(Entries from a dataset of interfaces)
============================================================
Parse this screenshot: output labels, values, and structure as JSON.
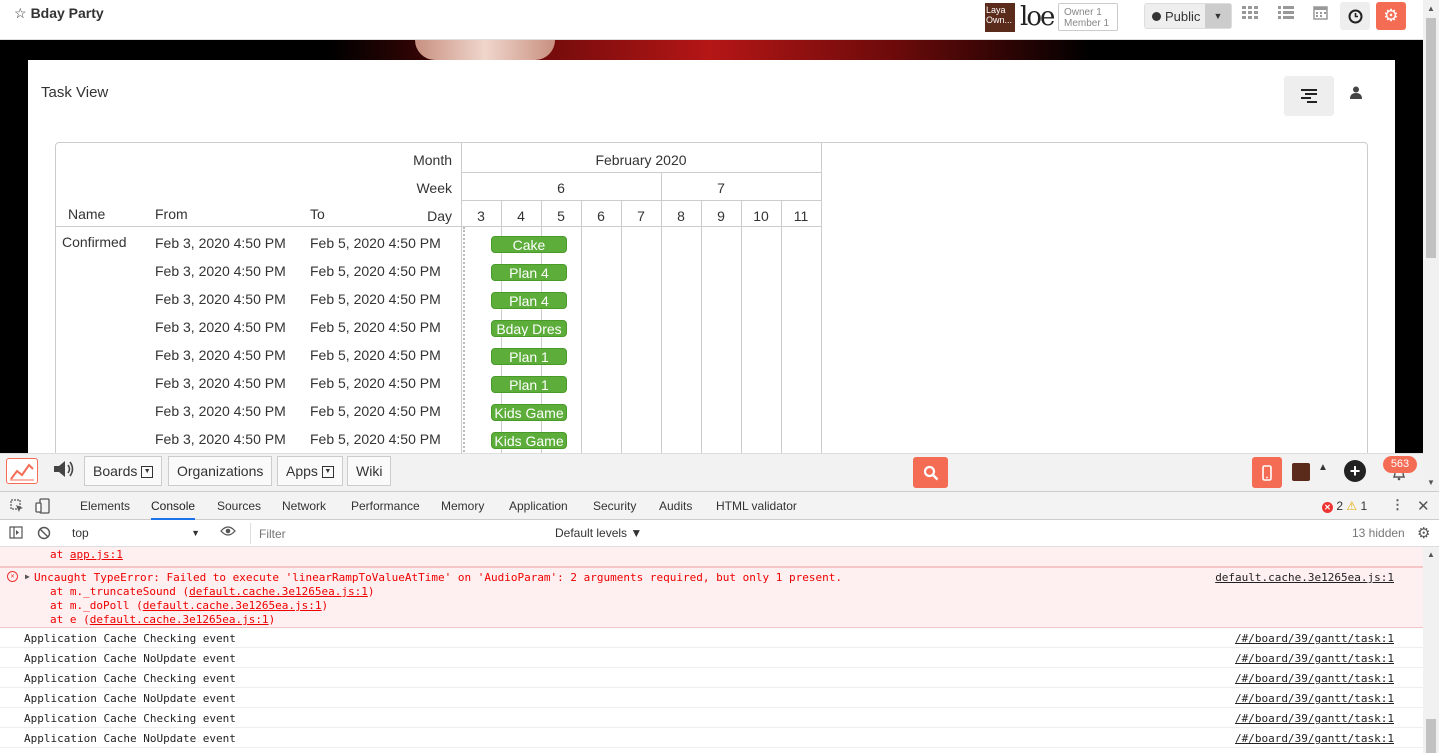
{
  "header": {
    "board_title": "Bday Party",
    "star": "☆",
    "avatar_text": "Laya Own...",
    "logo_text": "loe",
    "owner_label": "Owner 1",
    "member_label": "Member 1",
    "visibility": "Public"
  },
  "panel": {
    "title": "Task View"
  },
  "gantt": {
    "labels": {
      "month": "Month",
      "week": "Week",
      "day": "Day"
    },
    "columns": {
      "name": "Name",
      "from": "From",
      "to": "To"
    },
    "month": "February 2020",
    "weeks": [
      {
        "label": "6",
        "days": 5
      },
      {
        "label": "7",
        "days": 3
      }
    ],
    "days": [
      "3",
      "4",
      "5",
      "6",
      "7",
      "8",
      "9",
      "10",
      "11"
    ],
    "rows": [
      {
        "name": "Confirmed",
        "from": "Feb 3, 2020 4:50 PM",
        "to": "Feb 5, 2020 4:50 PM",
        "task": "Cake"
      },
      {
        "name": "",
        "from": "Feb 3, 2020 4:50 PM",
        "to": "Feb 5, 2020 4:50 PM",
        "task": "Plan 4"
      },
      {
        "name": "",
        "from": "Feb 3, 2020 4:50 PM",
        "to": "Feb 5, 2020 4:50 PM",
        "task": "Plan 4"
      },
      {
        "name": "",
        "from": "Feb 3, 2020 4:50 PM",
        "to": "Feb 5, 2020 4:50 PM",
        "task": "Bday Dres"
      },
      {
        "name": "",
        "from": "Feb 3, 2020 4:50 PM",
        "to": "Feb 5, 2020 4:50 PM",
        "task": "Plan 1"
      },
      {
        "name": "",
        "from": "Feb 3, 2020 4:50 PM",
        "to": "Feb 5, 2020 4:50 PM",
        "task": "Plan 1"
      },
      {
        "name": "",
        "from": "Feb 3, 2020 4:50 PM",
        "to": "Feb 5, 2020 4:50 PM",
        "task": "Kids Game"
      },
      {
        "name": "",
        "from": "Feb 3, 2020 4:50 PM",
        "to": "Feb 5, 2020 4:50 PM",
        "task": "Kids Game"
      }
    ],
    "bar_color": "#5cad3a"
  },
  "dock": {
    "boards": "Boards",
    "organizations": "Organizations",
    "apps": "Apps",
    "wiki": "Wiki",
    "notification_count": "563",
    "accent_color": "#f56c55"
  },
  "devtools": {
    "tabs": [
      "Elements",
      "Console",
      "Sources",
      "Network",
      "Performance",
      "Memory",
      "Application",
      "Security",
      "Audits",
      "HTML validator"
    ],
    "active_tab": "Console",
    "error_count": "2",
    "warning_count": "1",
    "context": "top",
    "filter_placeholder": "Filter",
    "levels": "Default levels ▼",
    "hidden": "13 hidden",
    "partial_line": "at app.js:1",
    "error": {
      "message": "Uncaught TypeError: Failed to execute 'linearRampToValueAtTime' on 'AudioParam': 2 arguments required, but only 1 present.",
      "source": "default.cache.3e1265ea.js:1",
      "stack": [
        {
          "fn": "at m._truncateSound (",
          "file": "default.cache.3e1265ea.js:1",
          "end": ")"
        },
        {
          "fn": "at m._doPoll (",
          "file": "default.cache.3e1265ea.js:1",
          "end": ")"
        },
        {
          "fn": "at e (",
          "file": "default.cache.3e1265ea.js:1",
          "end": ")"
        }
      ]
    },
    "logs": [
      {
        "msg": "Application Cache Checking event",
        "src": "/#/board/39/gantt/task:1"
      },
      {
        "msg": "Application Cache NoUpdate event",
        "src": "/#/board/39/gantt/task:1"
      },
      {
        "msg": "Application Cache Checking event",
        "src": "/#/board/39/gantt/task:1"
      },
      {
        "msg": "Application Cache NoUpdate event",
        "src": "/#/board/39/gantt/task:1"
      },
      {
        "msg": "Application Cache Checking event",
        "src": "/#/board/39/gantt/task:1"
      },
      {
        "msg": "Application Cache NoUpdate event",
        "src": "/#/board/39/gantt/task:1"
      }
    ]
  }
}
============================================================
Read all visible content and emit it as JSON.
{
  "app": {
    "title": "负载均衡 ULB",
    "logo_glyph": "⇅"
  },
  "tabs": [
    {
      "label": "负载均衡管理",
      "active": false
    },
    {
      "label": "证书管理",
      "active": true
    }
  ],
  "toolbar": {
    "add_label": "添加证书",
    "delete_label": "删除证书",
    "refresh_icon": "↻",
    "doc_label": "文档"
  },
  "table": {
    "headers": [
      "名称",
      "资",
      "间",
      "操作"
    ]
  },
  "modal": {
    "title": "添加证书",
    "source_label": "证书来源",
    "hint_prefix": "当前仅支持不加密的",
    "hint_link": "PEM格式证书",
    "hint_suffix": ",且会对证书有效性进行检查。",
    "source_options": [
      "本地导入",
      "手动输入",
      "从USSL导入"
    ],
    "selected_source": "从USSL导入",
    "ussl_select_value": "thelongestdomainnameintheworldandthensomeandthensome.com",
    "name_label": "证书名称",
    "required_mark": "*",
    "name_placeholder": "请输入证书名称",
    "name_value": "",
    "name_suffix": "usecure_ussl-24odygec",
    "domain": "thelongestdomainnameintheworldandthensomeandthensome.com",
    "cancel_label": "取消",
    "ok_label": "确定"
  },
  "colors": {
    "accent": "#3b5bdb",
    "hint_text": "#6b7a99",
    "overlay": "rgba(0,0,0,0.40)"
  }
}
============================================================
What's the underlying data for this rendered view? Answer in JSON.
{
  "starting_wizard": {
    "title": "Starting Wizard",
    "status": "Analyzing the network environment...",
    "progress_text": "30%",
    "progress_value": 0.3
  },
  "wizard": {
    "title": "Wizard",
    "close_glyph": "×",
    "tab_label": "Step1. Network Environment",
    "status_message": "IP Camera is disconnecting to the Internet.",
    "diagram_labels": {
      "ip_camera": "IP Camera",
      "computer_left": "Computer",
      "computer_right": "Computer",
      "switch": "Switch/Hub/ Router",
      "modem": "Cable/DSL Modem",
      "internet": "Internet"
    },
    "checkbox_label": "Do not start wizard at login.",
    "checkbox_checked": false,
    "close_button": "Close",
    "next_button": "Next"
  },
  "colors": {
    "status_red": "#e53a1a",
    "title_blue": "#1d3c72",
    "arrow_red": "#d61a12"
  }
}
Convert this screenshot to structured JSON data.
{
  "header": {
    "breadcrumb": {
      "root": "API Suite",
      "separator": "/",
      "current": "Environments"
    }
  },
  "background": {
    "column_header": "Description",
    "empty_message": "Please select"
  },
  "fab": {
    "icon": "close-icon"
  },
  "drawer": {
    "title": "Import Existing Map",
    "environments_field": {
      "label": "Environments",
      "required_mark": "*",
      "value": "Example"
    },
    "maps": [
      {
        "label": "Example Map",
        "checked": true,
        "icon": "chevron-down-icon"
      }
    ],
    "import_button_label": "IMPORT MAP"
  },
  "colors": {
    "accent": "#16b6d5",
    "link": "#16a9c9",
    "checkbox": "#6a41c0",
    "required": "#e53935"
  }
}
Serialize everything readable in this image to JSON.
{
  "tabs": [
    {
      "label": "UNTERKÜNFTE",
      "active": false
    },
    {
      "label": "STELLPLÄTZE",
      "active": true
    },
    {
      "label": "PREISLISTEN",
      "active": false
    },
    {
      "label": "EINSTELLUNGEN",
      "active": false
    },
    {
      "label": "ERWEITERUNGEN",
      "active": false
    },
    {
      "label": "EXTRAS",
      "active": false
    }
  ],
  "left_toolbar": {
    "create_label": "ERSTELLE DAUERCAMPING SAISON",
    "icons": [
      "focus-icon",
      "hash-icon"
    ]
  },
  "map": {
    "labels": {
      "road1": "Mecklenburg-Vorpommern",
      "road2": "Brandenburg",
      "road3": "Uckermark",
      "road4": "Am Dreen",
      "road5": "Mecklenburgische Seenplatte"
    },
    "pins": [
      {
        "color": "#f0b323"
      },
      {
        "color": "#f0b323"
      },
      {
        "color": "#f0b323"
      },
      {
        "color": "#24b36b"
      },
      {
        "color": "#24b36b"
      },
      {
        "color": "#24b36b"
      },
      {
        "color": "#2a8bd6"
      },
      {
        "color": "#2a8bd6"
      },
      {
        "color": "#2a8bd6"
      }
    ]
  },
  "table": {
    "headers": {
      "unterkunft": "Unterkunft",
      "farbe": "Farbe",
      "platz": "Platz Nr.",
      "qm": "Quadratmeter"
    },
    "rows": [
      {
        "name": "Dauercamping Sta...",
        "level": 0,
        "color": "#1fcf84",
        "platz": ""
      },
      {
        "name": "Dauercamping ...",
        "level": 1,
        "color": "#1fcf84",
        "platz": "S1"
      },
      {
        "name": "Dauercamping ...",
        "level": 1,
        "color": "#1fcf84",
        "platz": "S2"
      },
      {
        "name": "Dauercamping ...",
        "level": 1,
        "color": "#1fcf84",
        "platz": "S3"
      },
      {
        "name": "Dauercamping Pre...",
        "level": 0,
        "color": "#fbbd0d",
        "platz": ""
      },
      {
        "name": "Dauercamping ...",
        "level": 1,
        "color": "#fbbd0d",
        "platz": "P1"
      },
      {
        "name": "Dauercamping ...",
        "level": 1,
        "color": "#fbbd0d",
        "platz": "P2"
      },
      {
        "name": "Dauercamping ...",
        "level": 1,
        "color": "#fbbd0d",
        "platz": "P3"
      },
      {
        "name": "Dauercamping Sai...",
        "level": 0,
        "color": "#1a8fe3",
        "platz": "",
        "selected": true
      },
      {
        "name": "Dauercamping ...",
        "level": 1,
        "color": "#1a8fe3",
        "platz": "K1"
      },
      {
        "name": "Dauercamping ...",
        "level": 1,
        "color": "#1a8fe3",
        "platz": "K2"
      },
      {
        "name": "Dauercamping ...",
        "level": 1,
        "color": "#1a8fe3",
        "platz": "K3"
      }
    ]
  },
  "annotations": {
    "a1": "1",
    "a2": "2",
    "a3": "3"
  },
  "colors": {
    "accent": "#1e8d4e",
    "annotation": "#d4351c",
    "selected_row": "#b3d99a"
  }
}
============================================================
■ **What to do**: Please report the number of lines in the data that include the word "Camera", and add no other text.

■ **The completed task**: 2